This post is in response to Heena Rathore P.’s Word of the Week (WOW). This weekly meme is a great way of improving your vocabulary. If you wish to participate, simply create a post with your word and leave a link in a comment on Heena’s WOW post.
Here’s my WOW for this week:
kel-pie (kĕl′pē /ˈkɛlpɪ)
Part of Speech
1) A malevolent water spirit of Scottish folklore thought to inhabit streams and rivers. It usually takes the form of a horse, though it is also able to take human form. It drowns its victims and devours their flesh.
2) A medium-sized sheepdog breed developed in Australia from Scottish Collies. It has a compact body, usually erect ears, and a smooth, short coat of various colours.

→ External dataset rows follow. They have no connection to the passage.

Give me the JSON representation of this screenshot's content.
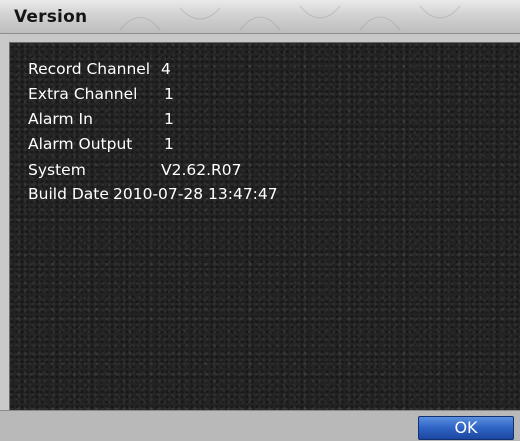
{
  "window": {
    "title": "Version"
  },
  "info": {
    "record_channel_label": "Record Channel",
    "record_channel_value": "4",
    "extra_channel_label": "Extra Channel",
    "extra_channel_value": "1",
    "alarm_in_label": "Alarm In",
    "alarm_in_value": "1",
    "alarm_output_label": "Alarm Output",
    "alarm_output_value": "1",
    "system_label": "System",
    "system_value": "V2.62.R07",
    "build_date_label": "Build Date",
    "build_date_value": "2010-07-28 13:47:47"
  },
  "footer": {
    "ok_label": "OK"
  },
  "colors": {
    "title_bar": "#d2d2d2",
    "panel_bg": "#232323",
    "text": "#ffffff",
    "ok_button": "#2f63c4"
  }
}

1) The only real synonym of kelpie is water horse (or waterhorse) but there are a number of related creatures in the folklore of various countries: the bäckahästen of Scandnavia, the capaill uisce of the Isle of Mann, the ceffyl dŵr of Wales, the wihwin of Central America and the bunyip of Australia. Scottish folklore also includes the each uisge, a more vicious water horse found in lochs and lakes.
2) sheep dog, sheepdog, shepherds dog
1) First recorded use: c. 1759. Of uncertain origin but probably Celtic – related to Scottish Gaelic cailpeach, meaning heifer or colt.
2) First recorded use: c. 1870. Named after an early specimen of the breed.
Use in a Sentence
1a) The boys were drawn inexorably closer as the kelpie emerged from the river, fighting the impulse to climb onto its lengthening back…
1b) It was the water weeds in the man’s hair that gave him away, dashing her romantic hopes – he was a kelpie.
2) The kelpie bounded across the field, responding to the shepherd’s whistles with well-trained precision to herd the sheep through the gate.